On that one page of Puck, there is an abundance of modern mold-breaking. With emoticons, we see a reimagining of the use of movable type for the first time since Gutenberg introduced it in 1450; with the advent of the digital age a century later, this innovation would revolutionize modes of communication worldwide. With Uranus Joke Zero, we have a literal breaking of a mold — the snapping off of a piece of boilerplate — in a way that would alter juvenile potty humor forever. Not only that, Puck readers got as a bonus an irreverent anticlerical cartoon about a randy man of God.
The Future of a Gag
As a discrete sub-genre of humor, the Uranus joke will not only endure, it will prevail.

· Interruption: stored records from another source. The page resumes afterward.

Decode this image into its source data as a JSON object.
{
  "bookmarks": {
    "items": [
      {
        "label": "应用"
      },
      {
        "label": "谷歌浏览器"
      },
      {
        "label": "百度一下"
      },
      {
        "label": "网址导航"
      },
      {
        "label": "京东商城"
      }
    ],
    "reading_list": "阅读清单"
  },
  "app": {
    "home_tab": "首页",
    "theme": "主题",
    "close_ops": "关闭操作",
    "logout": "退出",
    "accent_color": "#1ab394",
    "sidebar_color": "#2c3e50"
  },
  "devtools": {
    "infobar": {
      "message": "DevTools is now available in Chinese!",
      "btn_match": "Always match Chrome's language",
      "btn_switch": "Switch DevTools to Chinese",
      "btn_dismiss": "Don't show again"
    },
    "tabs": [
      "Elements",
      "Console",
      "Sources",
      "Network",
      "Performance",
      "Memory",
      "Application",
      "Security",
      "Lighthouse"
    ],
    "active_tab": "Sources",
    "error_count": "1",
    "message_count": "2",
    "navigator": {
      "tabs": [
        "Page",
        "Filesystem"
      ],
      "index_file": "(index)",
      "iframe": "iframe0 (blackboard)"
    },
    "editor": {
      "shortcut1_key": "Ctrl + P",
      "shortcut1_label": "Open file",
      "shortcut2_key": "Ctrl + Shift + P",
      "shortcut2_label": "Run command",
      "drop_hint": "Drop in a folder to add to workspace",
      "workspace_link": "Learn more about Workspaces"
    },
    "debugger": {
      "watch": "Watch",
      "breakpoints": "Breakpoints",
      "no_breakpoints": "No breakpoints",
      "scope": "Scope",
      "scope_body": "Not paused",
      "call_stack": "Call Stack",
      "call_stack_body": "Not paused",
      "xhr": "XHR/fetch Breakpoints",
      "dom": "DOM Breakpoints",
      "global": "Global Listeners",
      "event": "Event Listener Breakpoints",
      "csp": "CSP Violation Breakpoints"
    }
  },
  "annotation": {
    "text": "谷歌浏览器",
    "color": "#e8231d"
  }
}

Not that there haven’t been efforts to kill it. In 1986, a supplement to the Oxford English Dictionary dictated that henceforth the preferred pronunciation of “Uranus” was going to be “yor-uh–nuss,” suggesting that by the 4th quarter of the 20th century, the Astronomer Community had finally exhausted its patience with sniggering 3rd graders, and had joined other Establishment forces in an effort to quash their infernal impudence.
Their social engineering project was destined to fail, because Uranus. Not only do I trust the world’s playground comedians to continue to keep the oral traditions about Uranus alive, I am certain of the gag’s literary longevity. True story — on the same morning I first encountered the joke that appeared in Puck magazine, my nine-year-old son gleefully pointed out the following passage in the book he was reading:
Seamus and Dean, who were working nearby, sniggered loudly, though not loudly enough to mask the excited squeals from Lavender Brown — “Oh Professor, look I think I’ve got an unaspected planet! Oooh, which one’s that, Professor?”
“It is Uranus, my dear,” said Professor Trelawney, peering down at the chart.
“Can I have a look at Uranus too, Lavender,” said Ron.
Most unfortunately, Professor Trelawney heard him, and it is this, perhaps, that made her give them so much homework at the end of class.
This, of course, penned by J.K. Rowling, in Harry Potter and the Goblet of Fire.
The Harry Potter series is destined to be read for a long time to come, ensuring that future generations will be introduced to, delighted with, and shaped culturally by the low humor of the Uranus joke. What’s more, I believe that the genre, it roots in the American frontier, has a chance to persist even longer than Rowling’s books.
Imagine if you can the end of the world, the grand wind-up, when mankind is forced to abandon the dying planet Earth for a new home in another solar system. The final spaceship will pass the seventh planet from the Sun, and as it recedes in the distance, you have to figure that someone on board is going to say:
“Get ready, dude — this is the last time anyone is ever going to have a chance to look at Uranus.”
And with a merry chuckle, humankind’s stragglers will hurtle past the rings around Uranus and blast, like the U.S.S. Enterprise, into the final frontier.
The author would like to thank Prof. Michael Fuhlhage and Prof. W. Joseph Campbell for their kind assistance in identifying research resources for this story.